§ Problem details: Give back a single figure: the number of lines in the entries below that contain "your".

§ Supplied data:

★ ★ ★ ★ ★ ★ ★

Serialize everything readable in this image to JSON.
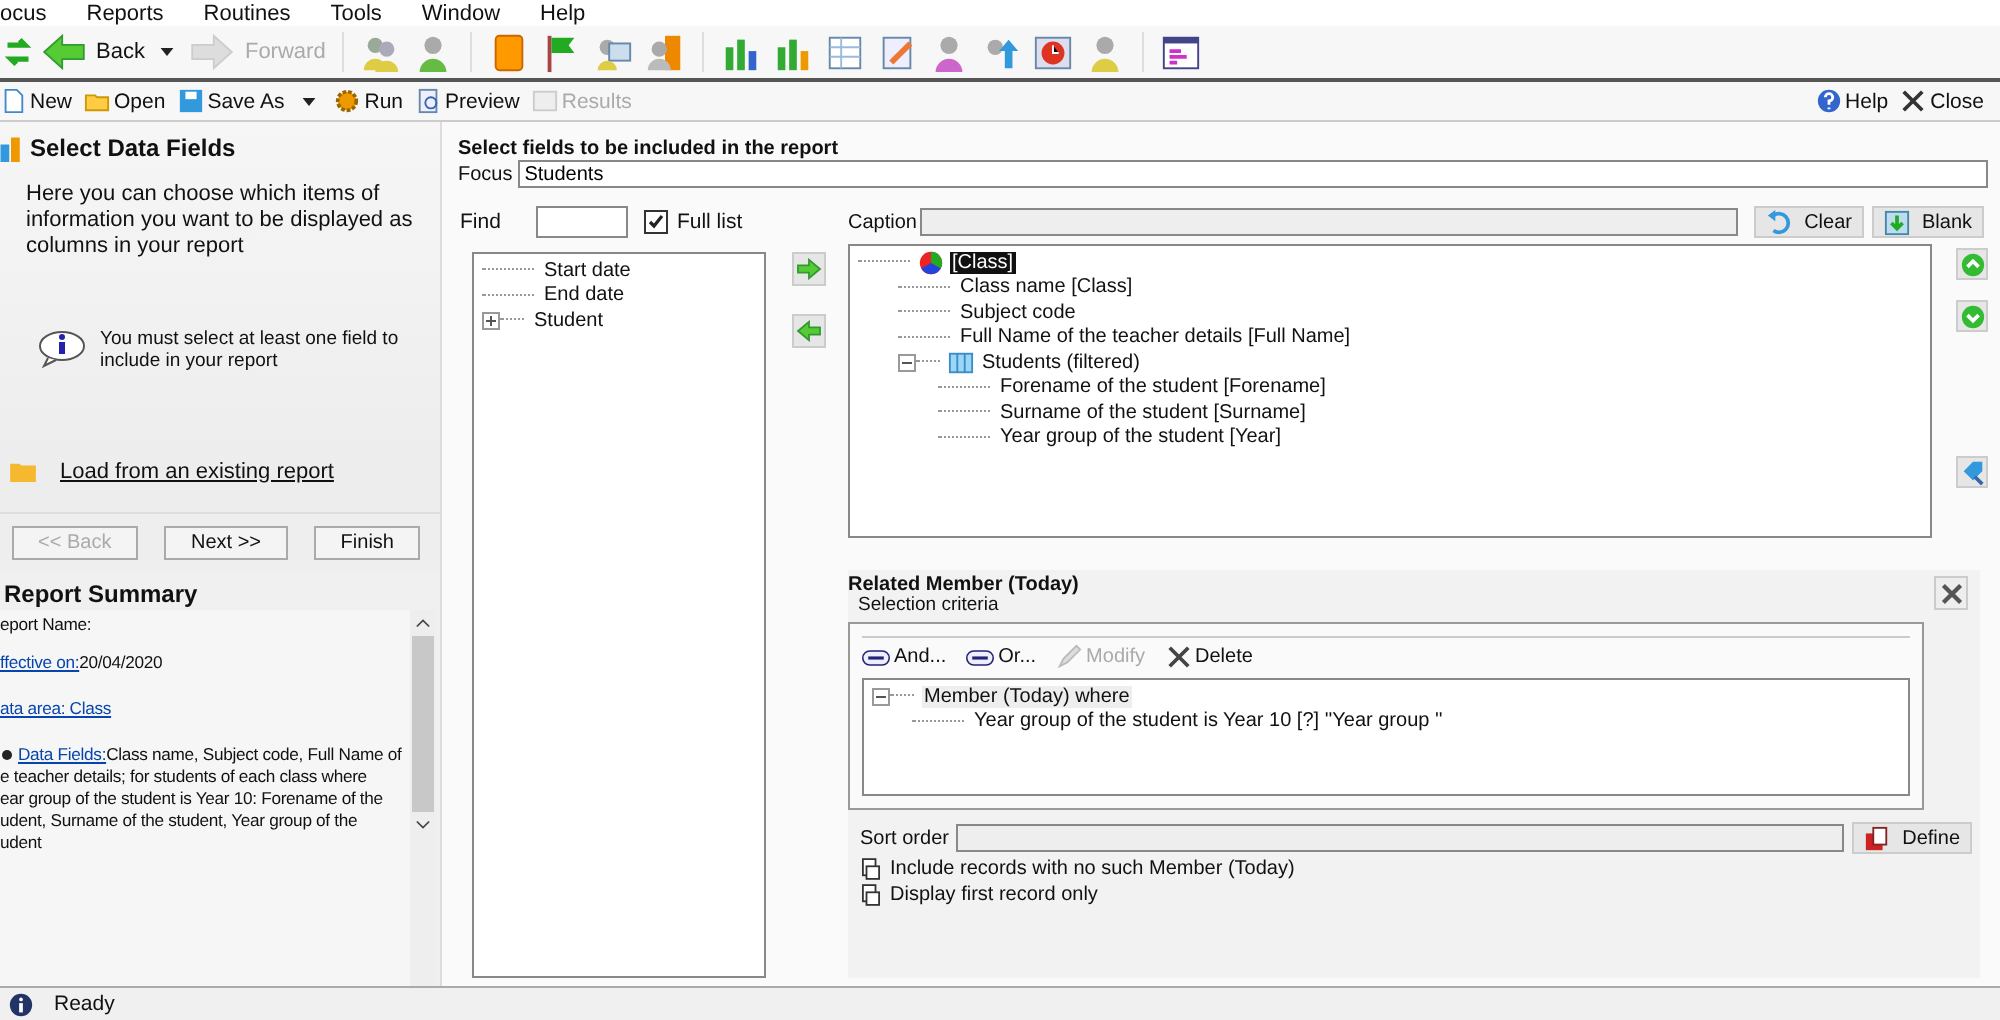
{
  "menu": [
    "ocus",
    "Reports",
    "Routines",
    "Tools",
    "Window",
    "Help"
  ],
  "nav": [
    {
      "label": "Back",
      "kind": "back",
      "disabled": false
    },
    {
      "label": "Forward",
      "kind": "forward",
      "disabled": true
    }
  ],
  "toolbar": [
    {
      "label": "New",
      "kind": "new",
      "disabled": false
    },
    {
      "label": "Open",
      "kind": "open",
      "disabled": false
    },
    {
      "label": "Save As",
      "kind": "save",
      "disabled": false
    },
    {
      "label": "Run",
      "kind": "run",
      "disabled": false
    },
    {
      "label": "Preview",
      "kind": "preview",
      "disabled": false
    },
    {
      "label": "Results",
      "kind": "results",
      "disabled": true
    }
  ],
  "help_buttons": [
    {
      "label": "Help",
      "kind": "help"
    },
    {
      "label": "Close",
      "kind": "close"
    }
  ],
  "wizard": {
    "title": "Select Data Fields",
    "description": "Here you can choose which items of information you want to be displayed as columns in your report",
    "info": "You must select at least one field to include in your report",
    "load_link": "Load from an existing report",
    "buttons": [
      {
        "label": "<< Back",
        "disabled": true
      },
      {
        "label": "Next >>",
        "disabled": false
      },
      {
        "label": "Finish",
        "disabled": false
      }
    ]
  },
  "summary": {
    "title": "Report Summary",
    "items": [
      {
        "kind": "plain",
        "text": "eport Name:"
      },
      {
        "kind": "plain",
        "link": "ffective on:",
        "text": " 20/04/2020"
      },
      {
        "kind": "plain",
        "link": "ata area: Class"
      },
      {
        "kind": "bulleted",
        "link": "Data Fields:",
        "text": " Class name, Subject code, Full Name of",
        "lines": [
          "e teacher details; for students of each class where",
          "ear group of the student is Year 10: Forename of the",
          "udent, Surname of the student, Year group of the",
          "udent"
        ]
      }
    ]
  },
  "fields": {
    "heading": "Select fields to be included in the report",
    "focus_label": "Focus",
    "focus_value": "Students",
    "find_label": "Find",
    "full_list": {
      "label": "Full list",
      "checked": true
    },
    "available": [
      {
        "label": "Start date"
      },
      {
        "label": "End date"
      },
      {
        "label": "Student",
        "expanded": false
      }
    ],
    "caption_label": "Caption",
    "clear": "Clear",
    "blank": "Blank",
    "selected_tree": [
      {
        "label": "[Class]",
        "kind": "class",
        "selected": true,
        "children": [
          {
            "label": "Class name [Class]",
            "selected": false
          },
          {
            "label": "Subject code",
            "selected": false
          },
          {
            "label": "Full Name of the teacher details [Full Name]",
            "selected": false
          },
          {
            "label": "Students (filtered)",
            "kind": "table",
            "selected": false,
            "expanded": true,
            "children": [
              {
                "label": "Forename of the student [Forename]",
                "selected": false
              },
              {
                "label": "Surname of the student [Surname]",
                "selected": false
              },
              {
                "label": "Year group of the student [Year]",
                "selected": false
              }
            ]
          }
        ]
      }
    ]
  },
  "related": {
    "title": "Related Member (Today)",
    "subtitle": "Selection criteria",
    "actions": [
      {
        "label": "And...",
        "kind": "and",
        "disabled": false
      },
      {
        "label": "Or...",
        "kind": "or",
        "disabled": false
      },
      {
        "label": "Modify",
        "kind": "modify",
        "disabled": true
      },
      {
        "label": "Delete",
        "kind": "delete",
        "disabled": false
      }
    ],
    "criteria": [
      {
        "label": "Member (Today) where",
        "kind": "group",
        "expanded": true,
        "children": [
          {
            "label": "Year group of the student is Year 10 [?] ''Year group ''"
          }
        ]
      }
    ],
    "sort_label": "Sort order",
    "define": "Define",
    "options": [
      "Include records with no such Member (Today)",
      "Display first record only"
    ]
  },
  "status": "Ready"
}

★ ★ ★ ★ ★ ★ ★

§ Task response: 2